The problem:
Copy each line of the entries beneath that contains the word "desc".

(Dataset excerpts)
□ □ □ □

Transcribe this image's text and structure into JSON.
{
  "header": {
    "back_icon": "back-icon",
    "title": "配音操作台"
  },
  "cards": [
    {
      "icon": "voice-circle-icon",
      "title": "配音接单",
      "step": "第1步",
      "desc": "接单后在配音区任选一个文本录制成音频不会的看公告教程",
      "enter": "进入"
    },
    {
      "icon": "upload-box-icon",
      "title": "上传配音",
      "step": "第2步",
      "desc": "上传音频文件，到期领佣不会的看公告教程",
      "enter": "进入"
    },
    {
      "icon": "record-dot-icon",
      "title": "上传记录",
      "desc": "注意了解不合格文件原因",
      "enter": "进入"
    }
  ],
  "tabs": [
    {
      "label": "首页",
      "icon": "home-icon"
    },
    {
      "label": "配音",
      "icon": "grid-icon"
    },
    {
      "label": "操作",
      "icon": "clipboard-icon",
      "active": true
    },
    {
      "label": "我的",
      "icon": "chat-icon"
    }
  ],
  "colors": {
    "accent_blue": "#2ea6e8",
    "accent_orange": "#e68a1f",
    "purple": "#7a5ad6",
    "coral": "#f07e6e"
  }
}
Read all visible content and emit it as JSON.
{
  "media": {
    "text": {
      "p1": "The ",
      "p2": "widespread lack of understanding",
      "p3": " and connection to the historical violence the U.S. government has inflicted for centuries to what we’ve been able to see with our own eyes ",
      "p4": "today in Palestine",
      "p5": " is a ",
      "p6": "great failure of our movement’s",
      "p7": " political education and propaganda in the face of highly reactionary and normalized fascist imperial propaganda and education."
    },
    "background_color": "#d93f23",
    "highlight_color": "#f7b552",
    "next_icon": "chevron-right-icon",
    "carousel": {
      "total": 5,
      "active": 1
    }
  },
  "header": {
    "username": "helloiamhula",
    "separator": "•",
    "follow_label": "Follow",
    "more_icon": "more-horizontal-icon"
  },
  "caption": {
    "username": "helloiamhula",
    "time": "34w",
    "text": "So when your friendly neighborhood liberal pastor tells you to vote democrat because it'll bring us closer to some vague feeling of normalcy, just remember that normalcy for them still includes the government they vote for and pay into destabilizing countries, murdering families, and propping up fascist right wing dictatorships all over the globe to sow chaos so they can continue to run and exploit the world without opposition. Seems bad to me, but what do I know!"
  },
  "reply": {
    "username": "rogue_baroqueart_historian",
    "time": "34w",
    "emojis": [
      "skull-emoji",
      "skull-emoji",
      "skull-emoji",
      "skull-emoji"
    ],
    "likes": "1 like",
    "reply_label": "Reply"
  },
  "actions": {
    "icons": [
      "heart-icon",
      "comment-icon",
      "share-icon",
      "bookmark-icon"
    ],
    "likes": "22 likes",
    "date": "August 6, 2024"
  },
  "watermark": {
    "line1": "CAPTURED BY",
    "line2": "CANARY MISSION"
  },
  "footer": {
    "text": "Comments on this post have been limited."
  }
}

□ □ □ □

Written answer:
      "desc": "接单后在配音区任选一个文本录制成音频不会的看公告教程",
      "desc": "上传音频文件，到期领佣不会的看公告教程",
      "desc": "注意了解不合格文件原因",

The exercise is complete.